Memorial Day is when we, collectively as a nation, pause to remember and honor the men and women who have given their lives to protect our freedoms. The impact of war goes beyond the soldiers who fought; it impacts their families and friends. When soldiers are deployed overseas, they not only miss anniversaries and birthdays, but they also miss the daily life events. If you have ever had the opportunity to walk the length of the Vietnam Memorial on the National Mall in Washington, D.C. you begin to understand the toll which war has taken on our nation. Every name on the wall is a brother, husband, father, son, grandson, uncle, cousin, and friend who never came home. The void their deaths have left behind cannot be filled. So this Memorial Day weekend, and every other day throughout the year, we should slow down from our busy lives and honor the brave men and women who have given the ultimate sacrifice for our nation.
Among the many individuals who we honor this Memorial Day for their sacrifice,we allow six individuals to stand out here. These men are the only six men who have played in Major League Baseball and died during combat.
Eddie Grant- WWI
“Harvard Eddie” Grant played 10 seasons in the Majors for the Cleveland Naps, Philadelphia Phillies, Cincinnati Reds, and New York Giants. He compiled a career .249 batting average, stole 153 bases, hit 30 triples, all while playing all four infield positions. After his retirement in 1915, Grant opened a law firm in Boston before enlisting in the military in April 1917. Grant fought at the battle of Meuse-Argonne and assumed command after all his superior officers were killed during the four day search for the Lost Battalion. Grant was killed during the search by an exploding shell on October 5, 1918. He was the first Major League player to die in combat during World War I.
Robert “Bun” Troy- WWI
Troy was a German born pitcher who started his only career game on September 15, 1912 for the Detroit Tigers. In his only Major League appearance Troy went 6 2/3 innings, allowed nine hits, four runs, three walks, struck one batter out, and hit one batter. The Tigers lost to the Washington Senators 6 to 3. After several more years in the Minors Troy joined the United States military. He was shot during the battle of Meuse-Argonne. He would later die of his wounds at an evacuation hospital on October 7, 1918.
Tom Burr- WWI
Burr played in his only Major League game on April 21, 1914 for the New York Yankees. He was a late inning replacement in the Yankees 10 inning 3 to 2 victory over the Washington Senators. He did not have any fielding chances or plate appearances. He returned to Williams College but left for the Army Air Force before graduating. Burr was killed when the plane he was in collided with another plane on October 12, 1918 over Cazaux, France.

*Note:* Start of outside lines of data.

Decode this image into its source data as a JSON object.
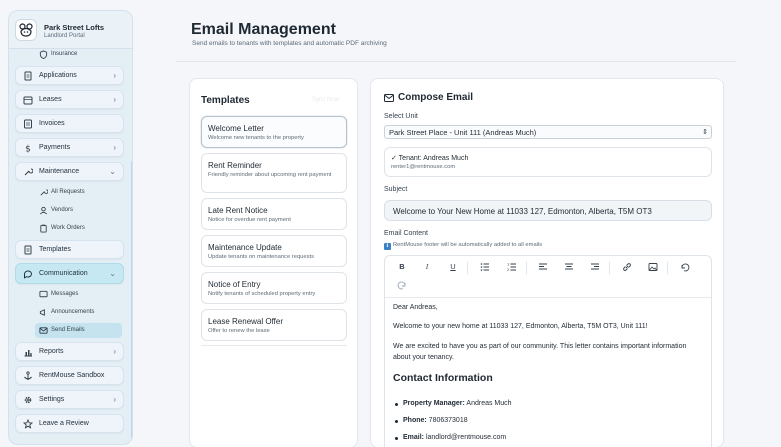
{
  "brand": {
    "title": "Park Street Lofts",
    "subtitle": "Landlord Portal"
  },
  "sidebar": {
    "partial_item": "Insurance",
    "items": [
      {
        "label": "Applications",
        "icon": "document-icon",
        "chevron": "›"
      },
      {
        "label": "Leases",
        "icon": "calendar-icon",
        "chevron": "›"
      },
      {
        "label": "Invoices",
        "icon": "invoice-icon"
      },
      {
        "label": "Payments",
        "icon": "dollar-icon",
        "chevron": "›"
      },
      {
        "label": "Maintenance",
        "icon": "wrench-icon",
        "chevron": "⌄"
      },
      {
        "label": "Templates",
        "icon": "document-icon"
      },
      {
        "label": "Communication",
        "icon": "chat-icon",
        "chevron": "⌄"
      },
      {
        "label": "Reports",
        "icon": "chart-icon",
        "chevron": "›"
      },
      {
        "label": "RentMouse Sandbox",
        "icon": "anchor-icon"
      },
      {
        "label": "Settings",
        "icon": "gear-icon",
        "chevron": "›"
      },
      {
        "label": "Leave a Review",
        "icon": "star-icon"
      }
    ],
    "maintenance_sub": [
      "All Requests",
      "Vendors",
      "Work Orders"
    ],
    "communication_sub": [
      "Messages",
      "Announcements",
      "Send Emails"
    ]
  },
  "header": {
    "title": "Email Management",
    "subtitle": "Send emails to tenants with templates and automatic PDF archiving"
  },
  "templates": {
    "title": "Templates",
    "faded": "Sync Now",
    "items": [
      {
        "name": "Welcome Letter",
        "desc": "Welcome new tenants to the property"
      },
      {
        "name": "Rent Reminder",
        "desc": "Friendly reminder about upcoming rent payment"
      },
      {
        "name": "Late Rent Notice",
        "desc": "Notice for overdue rent payment"
      },
      {
        "name": "Maintenance Update",
        "desc": "Update tenants on maintenance requests"
      },
      {
        "name": "Notice of Entry",
        "desc": "Notify tenants of scheduled property entry"
      },
      {
        "name": "Lease Renewal Offer",
        "desc": "Offer to renew the lease"
      }
    ]
  },
  "compose": {
    "title": "Compose Email",
    "select_unit_label": "Select Unit",
    "select_unit_value": "Park Street Place - Unit 111 (Andreas Much)",
    "tenant_name": "✓ Tenant: Andreas Much",
    "tenant_email": "renter1@rentmouse.com",
    "subject_label": "Subject",
    "subject_value": "Welcome to Your New Home at 11033 127, Edmonton, Alberta, T5M OT3",
    "content_label": "Email Content",
    "hint": "RentMouse footer will be automatically added to all emails",
    "hint_icon": "ℹ",
    "toolbar": {
      "bold": "B",
      "italic": "I",
      "underline": "U",
      "bullet_list": "bullet-list-icon",
      "numbered_list": "numbered-list-icon",
      "align_left": "align-left-icon",
      "align_center": "align-center-icon",
      "align_right": "align-right-icon",
      "link": "link-icon",
      "image": "image-icon",
      "undo": "undo-icon",
      "redo": "redo-icon"
    },
    "body": {
      "greeting": "Dear Andreas,",
      "p1": "Welcome to your new home at 11033 127, Edmonton, Alberta, T5M OT3, Unit 111!",
      "p2": "We are excited to have you as part of our community. This letter contains important information about your tenancy.",
      "heading": "Contact Information",
      "list": [
        {
          "label": "Property Manager:",
          "value": " Andreas Much"
        },
        {
          "label": "Phone:",
          "value": " 7806373018"
        },
        {
          "label": "Email:",
          "value": " landlord@rentmouse.com"
        }
      ]
    }
  }
}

Elmer Gedeon- WWII
Gedeon played in five games for the Washington Senators in September 1939. He collected all three of his career hits as the starting Centerfielder in the September 19th victory over the Cleveland Indians. He was recalled from the minors again in 1940, but did not appear in any games. Gedeon was drafted by the Army in January 1941. He was later reassigned to the Army Air Force after being accepted into pilot school. He flew bombing missions over France until April 20, 1944, when his B-26 was assigned to take out a V-1 Buzz Bomb site which was under construction. Gedeon and five other crew men were killed after their plane was shot down by Germany anti-aircraft guns.
Harry O’Neill- WWII

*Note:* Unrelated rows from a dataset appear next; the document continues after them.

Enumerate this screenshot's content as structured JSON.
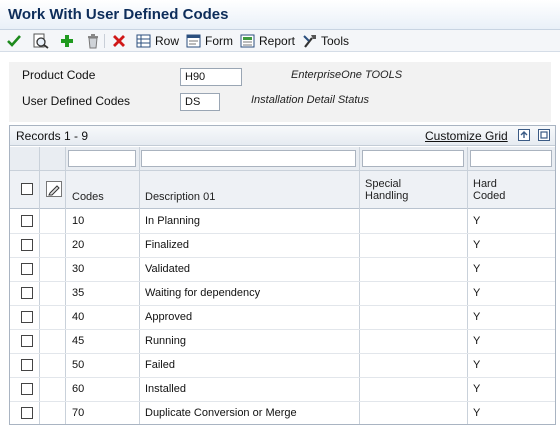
{
  "window": {
    "title": "Work With User Defined Codes"
  },
  "toolbar": {
    "select_icon": "checkmark-icon",
    "find_icon": "find-icon",
    "add_icon": "plus-icon",
    "delete_icon": "trash-icon",
    "close_icon": "red-x-icon",
    "row_label": "Row",
    "form_label": "Form",
    "report_label": "Report",
    "tools_label": "Tools"
  },
  "criteria": {
    "product_code_label": "Product Code",
    "product_code_value": "H90",
    "product_code_desc": "EnterpriseOne TOOLS",
    "udc_label": "User Defined Codes",
    "udc_value": "DS",
    "udc_desc": "Installation Detail Status"
  },
  "grid": {
    "records_label": "Records 1 - 9",
    "customize_label": "Customize Grid",
    "columns": {
      "codes": "Codes",
      "description": "Description 01",
      "special_1": "Special",
      "special_2": "Handling",
      "hard_1": "Hard",
      "hard_2": "Coded"
    },
    "rows": [
      {
        "code": "10",
        "description": "In Planning",
        "special": "",
        "hard_coded": "Y"
      },
      {
        "code": "20",
        "description": "Finalized",
        "special": "",
        "hard_coded": "Y"
      },
      {
        "code": "30",
        "description": "Validated",
        "special": "",
        "hard_coded": "Y"
      },
      {
        "code": "35",
        "description": "Waiting for dependency",
        "special": "",
        "hard_coded": "Y"
      },
      {
        "code": "40",
        "description": "Approved",
        "special": "",
        "hard_coded": "Y"
      },
      {
        "code": "45",
        "description": "Running",
        "special": "",
        "hard_coded": "Y"
      },
      {
        "code": "50",
        "description": "Failed",
        "special": "",
        "hard_coded": "Y"
      },
      {
        "code": "60",
        "description": "Installed",
        "special": "",
        "hard_coded": "Y"
      },
      {
        "code": "70",
        "description": "Duplicate Conversion or Merge",
        "special": "",
        "hard_coded": "Y"
      }
    ]
  }
}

O’Neill appeared in only one game for the 1939 Philadelphia Athletics. He caught two innings (8th and 9th inning) after replacing Frankie Hayes during the A’s 16 to 3 lose against the Detroit Tigers. O’Neill enlisted in the Marines in 1942 and saw action in Saipon were he was injured when he was hit in the shoulder with shrapnel. After recovering, he was sent back to the Pacific. He fought on Iwo Jima where he shot and killed by a sniper on March 6, 1945. He was the last player from Major League Baseball to be Killed in Action during World War II.
Robert Neighbors- Korea
Neighbors appeared in seven games in late September for the 1939 St. Louis Browns. He hit .182, with one home run and one RBI. He entered the Army Air Force in 1942 and remained in the service after World War II ended. Neighbors flew combat missions in Korea, including a night mission on August 8, 1952, during which his plane was shot down inside North Korea. No further contact was made with Neighbors or his crew. His status remained as Missing in Action until July 27, 1953 with the Korean Armistice Agreement and prisoner exchange. Neighbors status was changed to Killed in Action. He remains the last Major League Baseball player to die in combat.
These six men are among the thousands who have sacrificed their lives to protect the freedoms we all enjoy. They are the only former Major League players to die in combat. However they are not the only ones associated with the game of baseball to have died serving our country. Former baseball players from every level have given their lives during their service in the military during in Pre-World War I, World War I, World War II, Korea, Peace time, Vietnam, Afghanistan, and Iraq.
This Memorial Day take some time to remember these men and the other men and women who have given the ultimate sacrifice for the nation. To those who have served or are serving, thank you for everything you have done. To those who have served and given the ultimate sacrifice, as well as the families they have left behind, we are forever in your debt. On this Memorial Day we thank you and honor the sacrifices you have made.